Having taken a few hours break, anchored illegally in Aruba, we finally set sail for Colombia after lunch, making fast progress on a dead run in 35 knots of wind. The wind eased after nightfall and we put up a full main sail and Genoa to keep speed up, but then at about midnight we needed to reduce sail and Justin, Mark and I struggled to reef it down. Rolling it into the boom sounds easy, but in a gale thee battens flap around and get twisted, and the whole things jams up. So then we hoist the sail up again, and try to get it to roll better the next time. It took us three attempts, with the engine on trying to hold the boat head to wind, with waves crashing over us. Our downwind sailing seems so smooth, but as soon as you need to go in the other direction one realises how rough it is!
After that the wind dies again and we had a peaceful night sailing arriving off Cabo de la Vela at about 10:30. We turned in between the off lying islet and the headland, in a wind that had increase to 40 knots again. The desolate ochre desert landscape came down to a long sweep of beach around a vast bay behind the headland. Little villages with waterside huts were clustered along the shore with canoes drawn up on the beach. But for the square metal tower of the lighthouse and a glimpse of a Toyota pickup it could have been just as the Spanish conquistador saw it in 1499, when he named it because he though the pale rock was a distant sail.

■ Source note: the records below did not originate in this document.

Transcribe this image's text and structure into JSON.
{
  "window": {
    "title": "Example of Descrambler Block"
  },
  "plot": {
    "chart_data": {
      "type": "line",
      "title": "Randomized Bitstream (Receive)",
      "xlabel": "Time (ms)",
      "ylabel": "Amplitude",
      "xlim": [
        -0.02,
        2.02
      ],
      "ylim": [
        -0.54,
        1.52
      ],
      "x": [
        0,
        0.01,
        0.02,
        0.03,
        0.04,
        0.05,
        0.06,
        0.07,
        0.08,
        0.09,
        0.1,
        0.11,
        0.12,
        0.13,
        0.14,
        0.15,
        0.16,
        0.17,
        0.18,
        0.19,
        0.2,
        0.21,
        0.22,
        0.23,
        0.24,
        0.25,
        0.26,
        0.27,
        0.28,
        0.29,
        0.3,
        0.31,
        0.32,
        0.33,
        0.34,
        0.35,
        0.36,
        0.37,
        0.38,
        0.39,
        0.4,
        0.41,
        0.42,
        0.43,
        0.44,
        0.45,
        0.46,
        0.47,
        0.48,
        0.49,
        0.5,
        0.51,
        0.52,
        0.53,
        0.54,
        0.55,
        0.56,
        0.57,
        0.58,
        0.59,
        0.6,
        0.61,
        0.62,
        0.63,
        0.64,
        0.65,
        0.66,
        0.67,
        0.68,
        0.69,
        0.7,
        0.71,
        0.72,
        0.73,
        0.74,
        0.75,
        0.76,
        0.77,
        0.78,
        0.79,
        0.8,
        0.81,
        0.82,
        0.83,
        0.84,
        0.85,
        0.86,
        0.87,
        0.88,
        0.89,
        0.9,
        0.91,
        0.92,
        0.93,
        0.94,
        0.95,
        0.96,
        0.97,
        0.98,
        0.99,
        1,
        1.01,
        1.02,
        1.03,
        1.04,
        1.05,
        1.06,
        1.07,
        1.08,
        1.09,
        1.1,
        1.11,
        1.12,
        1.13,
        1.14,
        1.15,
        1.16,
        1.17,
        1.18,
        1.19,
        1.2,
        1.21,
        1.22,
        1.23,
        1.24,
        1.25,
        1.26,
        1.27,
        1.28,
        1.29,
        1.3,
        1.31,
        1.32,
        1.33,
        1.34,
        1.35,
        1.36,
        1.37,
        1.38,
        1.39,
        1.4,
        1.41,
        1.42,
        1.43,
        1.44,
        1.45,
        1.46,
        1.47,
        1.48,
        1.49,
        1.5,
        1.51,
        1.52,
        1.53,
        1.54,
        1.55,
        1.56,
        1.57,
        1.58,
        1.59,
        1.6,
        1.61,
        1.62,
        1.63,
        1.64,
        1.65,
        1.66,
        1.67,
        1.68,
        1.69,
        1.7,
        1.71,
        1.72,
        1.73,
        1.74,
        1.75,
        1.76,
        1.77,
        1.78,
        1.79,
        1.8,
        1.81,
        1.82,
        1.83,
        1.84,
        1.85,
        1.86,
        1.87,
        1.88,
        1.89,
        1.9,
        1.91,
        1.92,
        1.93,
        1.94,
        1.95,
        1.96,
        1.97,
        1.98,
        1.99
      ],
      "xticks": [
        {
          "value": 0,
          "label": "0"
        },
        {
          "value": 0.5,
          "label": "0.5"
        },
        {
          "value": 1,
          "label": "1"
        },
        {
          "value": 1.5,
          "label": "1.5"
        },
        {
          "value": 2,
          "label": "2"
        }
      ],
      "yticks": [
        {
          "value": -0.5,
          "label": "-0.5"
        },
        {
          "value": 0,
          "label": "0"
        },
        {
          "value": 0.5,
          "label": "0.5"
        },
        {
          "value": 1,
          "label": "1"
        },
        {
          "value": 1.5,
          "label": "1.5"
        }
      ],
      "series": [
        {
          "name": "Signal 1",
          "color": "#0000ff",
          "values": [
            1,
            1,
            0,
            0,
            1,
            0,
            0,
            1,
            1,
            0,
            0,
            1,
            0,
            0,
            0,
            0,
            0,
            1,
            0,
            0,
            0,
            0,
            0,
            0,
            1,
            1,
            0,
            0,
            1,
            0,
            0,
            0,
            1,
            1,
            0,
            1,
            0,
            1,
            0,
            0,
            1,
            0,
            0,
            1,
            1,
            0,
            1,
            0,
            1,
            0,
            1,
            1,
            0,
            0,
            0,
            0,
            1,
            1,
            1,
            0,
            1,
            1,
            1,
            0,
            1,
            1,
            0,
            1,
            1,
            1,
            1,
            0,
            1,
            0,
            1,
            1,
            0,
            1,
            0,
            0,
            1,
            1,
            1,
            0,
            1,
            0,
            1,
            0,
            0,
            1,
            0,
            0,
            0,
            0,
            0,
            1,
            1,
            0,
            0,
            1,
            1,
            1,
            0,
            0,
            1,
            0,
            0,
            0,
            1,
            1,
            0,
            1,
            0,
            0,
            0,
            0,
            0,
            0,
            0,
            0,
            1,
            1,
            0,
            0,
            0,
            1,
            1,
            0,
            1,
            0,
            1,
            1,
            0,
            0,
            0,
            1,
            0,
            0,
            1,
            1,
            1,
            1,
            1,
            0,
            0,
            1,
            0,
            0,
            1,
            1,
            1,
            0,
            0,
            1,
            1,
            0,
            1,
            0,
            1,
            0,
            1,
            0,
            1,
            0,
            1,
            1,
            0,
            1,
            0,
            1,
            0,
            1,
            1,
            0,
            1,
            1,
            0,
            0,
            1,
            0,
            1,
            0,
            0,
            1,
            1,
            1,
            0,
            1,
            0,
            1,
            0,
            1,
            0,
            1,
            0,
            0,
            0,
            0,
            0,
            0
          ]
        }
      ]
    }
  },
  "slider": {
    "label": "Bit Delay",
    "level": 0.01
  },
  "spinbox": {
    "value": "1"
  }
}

We motored along the bay in the howling wind, and watched a canoe ahead of us paddling shorewards laying out nets. Then we spotted plastic water bottles he and there and realised that these Guaraji tribespeople had strung nets out from the shore. As we made our way carefully along we eventually picked up one of these round the rudders and dropped anchor to sort it out. Finally we came to anchor at the north end of the bay in 3 metres of water, but still a good half mile out. Incongruously a flock of kite-surfers were here, racing back and forth with their colourful kites. A fishing boat full of curious young men came out to see us and hung alongside making conversation. Then we went ashore to explore, but Mark elected to stay onboard because he was concerned about our illegal landing and the thought of years in a Colombian jail!.
Ashore we hauled up the dinghy and strolled along the beach where a few young people were watching the kite surfers race past. The front was lined with huts made of split reed or bamboo, some with hammocks strung in rows, where presumably the kite-surfers sleep. Once in amongst the huts we found little cafe shacks and lots of kite surfing schools. We stopped in a shady cafe where a couple of Argentineans were playing cards, and with Emily's best Spanish managed to order Fish for lunch and a banana and passion fruit smoothie.
We were soon engulfed in a tide of children selling woven goods followed shortly by their mothers. Grandmothers and aunties. Since we only had dollars, buying things wasn't easy, but the Argentinean couple kindly offered to change some for us.
Our fish, when it eventually arrived was excellent red snapper.
Back on board we set sail again hoping to make another stop tomorrow evening before reaching Cartagena. Big winds and big seas as I write, but Emily produced a great sweet potato tagine for supper.